Because the entries hold pictures, reproduce only their words, exactly as written.

GIVEN DATA
============

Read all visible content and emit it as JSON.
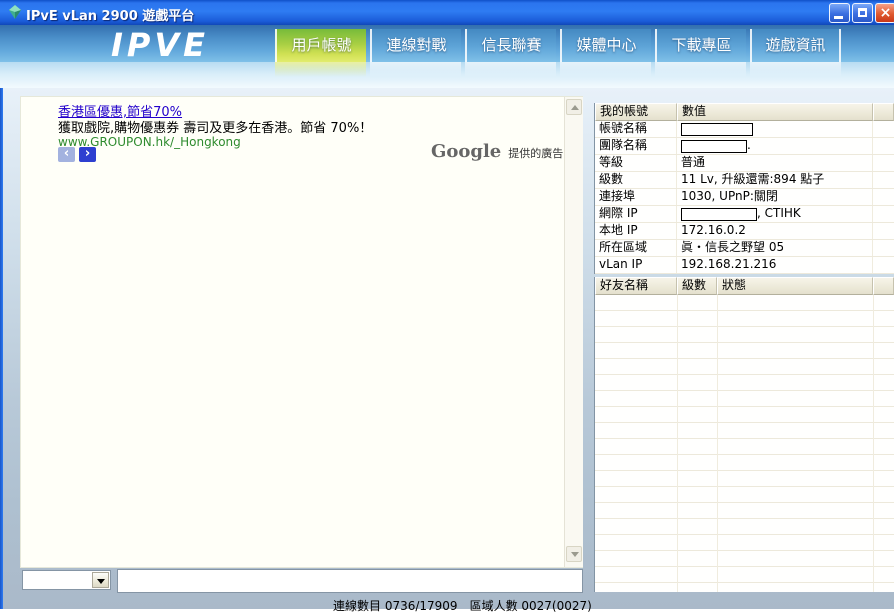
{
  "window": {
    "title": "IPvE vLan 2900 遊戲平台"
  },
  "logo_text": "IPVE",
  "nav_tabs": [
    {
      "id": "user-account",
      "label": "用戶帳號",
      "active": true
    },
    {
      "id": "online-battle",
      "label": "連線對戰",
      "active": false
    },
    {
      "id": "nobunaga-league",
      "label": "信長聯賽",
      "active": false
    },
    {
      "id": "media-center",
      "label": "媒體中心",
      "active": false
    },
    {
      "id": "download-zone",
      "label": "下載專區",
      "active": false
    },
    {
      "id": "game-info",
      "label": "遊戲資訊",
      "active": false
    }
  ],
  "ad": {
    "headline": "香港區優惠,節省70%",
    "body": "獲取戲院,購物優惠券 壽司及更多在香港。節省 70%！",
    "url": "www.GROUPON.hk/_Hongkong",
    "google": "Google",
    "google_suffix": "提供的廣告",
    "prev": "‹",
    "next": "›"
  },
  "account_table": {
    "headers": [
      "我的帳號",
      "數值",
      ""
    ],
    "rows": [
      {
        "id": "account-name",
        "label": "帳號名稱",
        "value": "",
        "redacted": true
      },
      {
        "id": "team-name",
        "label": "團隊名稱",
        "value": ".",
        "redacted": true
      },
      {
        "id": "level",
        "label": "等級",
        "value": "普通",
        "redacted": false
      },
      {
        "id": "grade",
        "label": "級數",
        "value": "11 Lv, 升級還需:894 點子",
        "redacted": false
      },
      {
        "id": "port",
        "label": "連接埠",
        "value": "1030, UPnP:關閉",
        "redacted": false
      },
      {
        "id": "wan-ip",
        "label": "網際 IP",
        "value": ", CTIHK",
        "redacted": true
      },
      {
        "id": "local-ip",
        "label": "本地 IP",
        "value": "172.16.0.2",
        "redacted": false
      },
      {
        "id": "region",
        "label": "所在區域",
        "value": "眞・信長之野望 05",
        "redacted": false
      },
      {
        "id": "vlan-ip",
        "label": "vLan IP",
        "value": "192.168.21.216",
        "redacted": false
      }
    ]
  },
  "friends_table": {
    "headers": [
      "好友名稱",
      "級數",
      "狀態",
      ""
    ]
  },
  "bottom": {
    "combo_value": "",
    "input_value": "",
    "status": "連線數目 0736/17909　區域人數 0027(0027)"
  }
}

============

SOLUTION
Read all visible content and emit it as JSON.
{
  "window": {
    "title": "IPvE vLan 2900 遊戲平台"
  },
  "logo_text": "IPVE",
  "nav_tabs": [
    {
      "id": "user-account",
      "label": "用戶帳號",
      "active": true
    },
    {
      "id": "online-battle",
      "label": "連線對戰",
      "active": false
    },
    {
      "id": "nobunaga-league",
      "label": "信長聯賽",
      "active": false
    },
    {
      "id": "media-center",
      "label": "媒體中心",
      "active": false
    },
    {
      "id": "download-zone",
      "label": "下載專區",
      "active": false
    },
    {
      "id": "game-info",
      "label": "遊戲資訊",
      "active": false
    }
  ],
  "ad": {
    "headline": "香港區優惠,節省70%",
    "body": "獲取戲院,購物優惠券 壽司及更多在香港。節省 70%！",
    "url": "www.GROUPON.hk/_Hongkong",
    "google": "Google",
    "google_suffix": "提供的廣告",
    "prev": "‹",
    "next": "›"
  },
  "account_table": {
    "headers": [
      "我的帳號",
      "數值",
      ""
    ],
    "rows": [
      {
        "id": "account-name",
        "label": "帳號名稱",
        "value": "",
        "redacted": true
      },
      {
        "id": "team-name",
        "label": "團隊名稱",
        "value": ".",
        "redacted": true
      },
      {
        "id": "level",
        "label": "等級",
        "value": "普通",
        "redacted": false
      },
      {
        "id": "grade",
        "label": "級數",
        "value": "11 Lv, 升級還需:894 點子",
        "redacted": false
      },
      {
        "id": "port",
        "label": "連接埠",
        "value": "1030, UPnP:關閉",
        "redacted": false
      },
      {
        "id": "wan-ip",
        "label": "網際 IP",
        "value": ", CTIHK",
        "redacted": true
      },
      {
        "id": "local-ip",
        "label": "本地 IP",
        "value": "172.16.0.2",
        "redacted": false
      },
      {
        "id": "region",
        "label": "所在區域",
        "value": "眞・信長之野望 05",
        "redacted": false
      },
      {
        "id": "vlan-ip",
        "label": "vLan IP",
        "value": "192.168.21.216",
        "redacted": false
      }
    ]
  },
  "friends_table": {
    "headers": [
      "好友名稱",
      "級數",
      "狀態",
      ""
    ]
  },
  "bottom": {
    "combo_value": "",
    "input_value": "",
    "status": "連線數目 0736/17909　區域人數 0027(0027)"
  }
}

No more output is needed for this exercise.